Deram in many respects provided the route map for future semi-autonomous imprints within major labels. Tony Hall’s comment that Deram should have “all the enthusiasm of an independent with all the power and promotion behind it of a major company” has been adopted right from EMI creating Harvest through to Universal running Fiction as a separate label, or even – and this may be the only time this is ever written in this magazine – Simon Cowell’s company Syco within Sony.

**Further Listening: **The Deram albums and tracks you need to hear.

Legend Of A Mind:The Underground Anthology

(album, Decca/Universal Music Catalogue, 2002)

STRANGE PLEASURES: Further Sounds Of The Decca Underground

(album, Decca/Universal Music Catalogue, 2008)

Two three-disc overviews of the progressive side of the Decca, Deram and Nova labels in the 60s and 70s. A perfect place to start your Deram travels.

**A Whiter Shade Of Pale **

**Procol Harum **

**(single, 1967) **

Although merely licensed to it, A Whiter Shade Of Pale was Procol Harum’s only release on Deram, but – heavens! – what a single to have released. Along with Sgt Pepper by The Beatles, A Whiter Shade… exemplified the sound of ’67.

**Nights In White Satin **

**The Moody Blues **

(from Days Of Future Passed, 1967)

If Procol Harum had shown the way on single, then the symphonic rock of The Moody Blues offered a glimpse of how the parameters of the album could be extended and developed. However, the greatest experimentation would be a heads-only footnote had it not contained this towering ballad, a worldwide hit, setting up Justin Hayward as prog’s premier romantic balladeer.

**Suite No. 1 **

Giles, Giles and Fripp

(from The Cheerful Insanity Of Giles, Giles And Fripp, 1968)

The first time the world heard Robert Fripp’s guitar playing was on this eccentric little album, of which Suite No. 1 acts as a gentle pointer to what was to come the following year with King Crimson.

**Golf Girl **

**Caravan **

**(from In The Land Of Grey And Pink, 1971). **

Caravan’s third album, In The Land Of Grey And Pink, marked the point when Caravan truly came of age. Golf Girl (also the B-side of their Love To Love You single) is full of English whimsy, and underlines exactly why the group and this album are so fondly recalled today.

Boulders On My Grave

Mellow Candle

(from Swaddling Songs, 1972)

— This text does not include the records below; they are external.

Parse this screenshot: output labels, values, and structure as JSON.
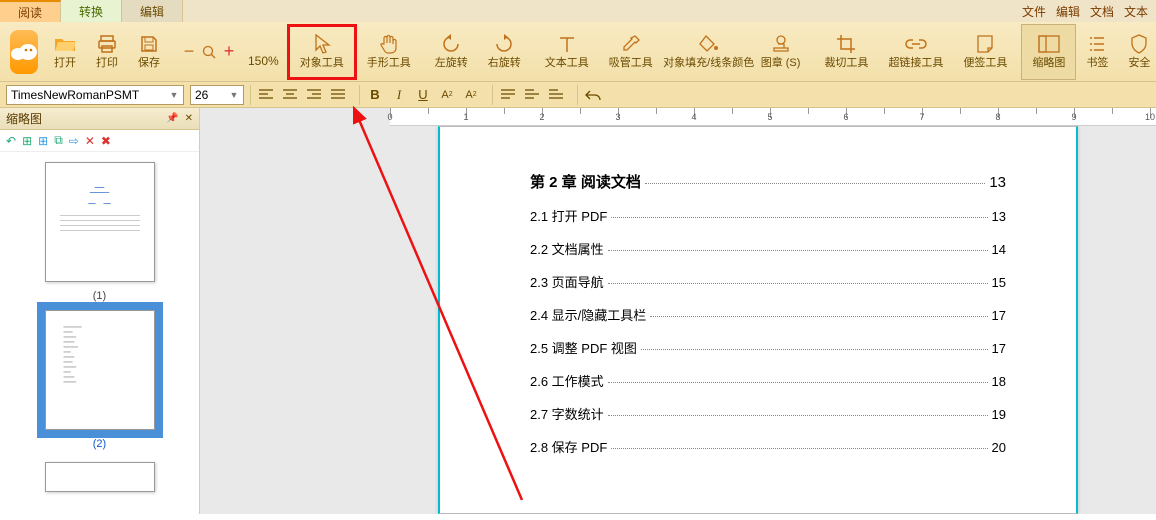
{
  "tabs": {
    "read": "阅读",
    "convert": "转换",
    "edit": "编辑"
  },
  "menu": {
    "file": "文件",
    "edit": "编辑",
    "doc": "文档",
    "text": "文本"
  },
  "toolbar": {
    "open": "打开",
    "print": "打印",
    "save": "保存",
    "zoom": "150%",
    "object_tool": "对象工具",
    "hand_tool": "手形工具",
    "rotate_left": "左旋转",
    "rotate_right": "右旋转",
    "text_tool": "文本工具",
    "eyedropper": "吸管工具",
    "fill_color": "对象填充/线条颜色",
    "stamp": "图章 (S)",
    "crop": "裁切工具",
    "hyperlink": "超链接工具",
    "note": "便签工具",
    "thumbnail": "缩略图",
    "bookmark": "书签",
    "security": "安全"
  },
  "fmt": {
    "font": "TimesNewRomanPSMT",
    "size": "26"
  },
  "thumb": {
    "title": "缩略图",
    "page1": "(1)",
    "page2": "(2)"
  },
  "chart_data": {
    "type": "table",
    "title": "第 2 章  阅读文档",
    "title_page": "13",
    "rows": [
      {
        "label": "2.1 打开 PDF",
        "page": "13"
      },
      {
        "label": "2.2 文档属性",
        "page": "14"
      },
      {
        "label": "2.3 页面导航",
        "page": "15"
      },
      {
        "label": "2.4 显示/隐藏工具栏",
        "page": "17"
      },
      {
        "label": "2.5 调整 PDF 视图",
        "page": "17"
      },
      {
        "label": "2.6 工作模式",
        "page": "18"
      },
      {
        "label": "2.7 字数统计",
        "page": "19"
      },
      {
        "label": "2.8 保存 PDF",
        "page": "20"
      }
    ]
  }
}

Mellow Candle were still at school when they formed in 1968. By ’72, and with an expanded line-up, they were at the nexus of traditional Irish folk and prog. This incessant and propulsive obscure groove still has collectors salivating, with a copy of its parent album recently being sold for £1500.

Daryl Easlea has contributed to Prog since its first edition, and has written cover features on Pink Floyd, Genesis, Kate Bush, Peter Gabriel and Gentle Giant. After 20 years in music retail, when Daryl worked full-time at Record Collector, his broad tastes and knowledge led to him being deemed a ‘generalist.’ DJ, compere, and consultant to record companies, his books explore prog, populist African-American music and pop eccentrics. Currently writing Whatever Happened To Slade?, Daryl broadcasts Easlea Like A Sunday Morning on Ship Full Of Bombs, can be seen on Channel 5 talking about pop and hosts the M Means Music podcast.